• **REQUIRED ACTION**: Go through the records and filter out every line lacking the word "Questão"; copy the lines that remain.

• **Excerpts from an interface dataset**:
┌──

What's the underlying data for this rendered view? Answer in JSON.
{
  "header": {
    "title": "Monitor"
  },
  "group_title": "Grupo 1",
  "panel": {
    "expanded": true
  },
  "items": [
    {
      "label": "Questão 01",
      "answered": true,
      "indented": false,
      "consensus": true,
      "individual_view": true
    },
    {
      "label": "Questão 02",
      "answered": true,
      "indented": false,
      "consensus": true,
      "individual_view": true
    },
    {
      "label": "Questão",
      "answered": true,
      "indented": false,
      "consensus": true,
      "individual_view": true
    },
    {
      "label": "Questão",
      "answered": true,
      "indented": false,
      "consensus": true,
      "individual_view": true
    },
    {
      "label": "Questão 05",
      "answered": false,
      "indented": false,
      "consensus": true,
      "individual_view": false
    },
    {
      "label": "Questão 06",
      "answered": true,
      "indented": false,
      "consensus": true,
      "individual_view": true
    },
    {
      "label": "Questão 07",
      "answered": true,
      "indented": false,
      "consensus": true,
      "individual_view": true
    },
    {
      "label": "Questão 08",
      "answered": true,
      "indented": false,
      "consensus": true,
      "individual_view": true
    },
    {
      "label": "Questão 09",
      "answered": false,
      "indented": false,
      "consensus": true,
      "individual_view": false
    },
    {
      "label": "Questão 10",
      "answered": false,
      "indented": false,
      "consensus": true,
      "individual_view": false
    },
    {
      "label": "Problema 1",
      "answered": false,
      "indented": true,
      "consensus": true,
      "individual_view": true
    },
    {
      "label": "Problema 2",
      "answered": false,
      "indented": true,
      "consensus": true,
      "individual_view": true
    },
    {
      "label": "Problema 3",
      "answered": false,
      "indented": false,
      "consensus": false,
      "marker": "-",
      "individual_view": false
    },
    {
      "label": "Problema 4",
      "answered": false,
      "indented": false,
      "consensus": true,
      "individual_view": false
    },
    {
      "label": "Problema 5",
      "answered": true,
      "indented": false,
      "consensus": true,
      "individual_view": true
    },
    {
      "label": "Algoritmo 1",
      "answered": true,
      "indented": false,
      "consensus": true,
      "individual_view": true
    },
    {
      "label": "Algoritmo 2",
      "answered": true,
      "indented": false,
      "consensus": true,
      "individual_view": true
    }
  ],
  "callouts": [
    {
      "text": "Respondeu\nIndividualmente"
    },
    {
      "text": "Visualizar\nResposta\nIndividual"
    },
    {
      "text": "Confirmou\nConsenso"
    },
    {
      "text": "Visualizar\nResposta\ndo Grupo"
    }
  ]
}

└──

• **WRITTEN RESPONSE**:
      "label": "Questão 01",
      "label": "Questão 02",
      "label": "Questão",
      "label": "Questão",
      "label": "Questão 05",
      "label": "Questão 06",
      "label": "Questão 07",
      "label": "Questão 08",
      "label": "Questão 09",
      "label": "Questão 10",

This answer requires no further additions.